Central Bearded Dragon

Scientific NamePogona vitticeps

Native To Central Australia

Habitat Deserts and arid woodlands

Diet Omnivorous: crickets, worms, ants, beetles, lizards, leaves and fruit

Size and Age Up to 60 cm (24 in) long; average lifespan of 15 years

Natural History

Central bearded dragons communicate with one another in several ways. One frequently observed interaction is for them to wave their arms. A bearded dragon may raise up on three of it legs and use its remaining leg to wave at another dragon. Behaviourists are unsure if this is a sign of recognition or submission, but it’s definitely communication. Male bearded dragons will also bob their heads at each other in a display of dominance.

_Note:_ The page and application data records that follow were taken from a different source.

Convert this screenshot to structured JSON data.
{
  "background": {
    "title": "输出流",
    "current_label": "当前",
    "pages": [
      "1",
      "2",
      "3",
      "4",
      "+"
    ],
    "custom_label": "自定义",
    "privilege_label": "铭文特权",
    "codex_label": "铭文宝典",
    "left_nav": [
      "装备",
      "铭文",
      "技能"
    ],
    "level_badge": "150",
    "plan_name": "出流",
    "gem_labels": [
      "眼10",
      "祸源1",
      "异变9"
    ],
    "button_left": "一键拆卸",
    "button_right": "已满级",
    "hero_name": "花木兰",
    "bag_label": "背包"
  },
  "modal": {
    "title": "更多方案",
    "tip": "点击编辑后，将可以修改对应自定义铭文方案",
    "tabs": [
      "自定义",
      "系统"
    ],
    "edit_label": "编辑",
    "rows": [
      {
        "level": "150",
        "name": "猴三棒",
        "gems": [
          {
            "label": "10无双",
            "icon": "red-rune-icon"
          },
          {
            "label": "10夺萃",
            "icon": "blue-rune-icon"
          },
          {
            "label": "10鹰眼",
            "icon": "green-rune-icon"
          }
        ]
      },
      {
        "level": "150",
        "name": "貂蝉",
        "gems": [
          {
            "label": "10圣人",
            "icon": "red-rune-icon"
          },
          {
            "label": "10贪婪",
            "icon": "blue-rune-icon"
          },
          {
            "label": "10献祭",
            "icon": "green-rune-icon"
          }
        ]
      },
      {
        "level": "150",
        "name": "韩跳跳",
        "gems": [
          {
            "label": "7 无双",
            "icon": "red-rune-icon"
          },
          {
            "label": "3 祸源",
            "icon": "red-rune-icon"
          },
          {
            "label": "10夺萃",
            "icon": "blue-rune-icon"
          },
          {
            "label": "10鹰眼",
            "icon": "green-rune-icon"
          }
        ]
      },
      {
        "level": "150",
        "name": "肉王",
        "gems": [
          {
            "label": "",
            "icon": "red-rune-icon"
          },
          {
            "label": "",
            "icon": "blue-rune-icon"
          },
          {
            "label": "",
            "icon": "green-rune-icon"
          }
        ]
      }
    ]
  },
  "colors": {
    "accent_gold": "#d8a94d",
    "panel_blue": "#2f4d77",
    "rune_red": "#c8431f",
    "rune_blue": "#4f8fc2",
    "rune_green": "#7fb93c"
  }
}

The bearded dragon got its name from the spiky look of its throat—appearing similar to a human beard. They will expand their throats to appear larger when assuming a defensive posture. Another way they display dominance is by laying on top of one another. Dominant dragons will lay on top of submissive dragons in order to soak up more of the sun’s UV rays.

Least Concern

Conservation Status

Australia has banned the export of all its native wildlife to the pet trade. Despite this, bearded dragons continue to be among the most popular lizards kept as pets in North America. If you are going to get a bearded dragon, first check out your local reptile rescue centre. If you buy one, ensure it was born in captivity and not wild caught.

Interesting Facts

  • They are very good climbers.
  • Unlike other lizards, they cannot drop their tails. If their tails do fall off, they do not regrow.
  • They can change the colour of specific parts of their body to regulate body temperature and communicate.
  • Bearded dragons come in a variety of colours such as: red, yellow and sandy beige.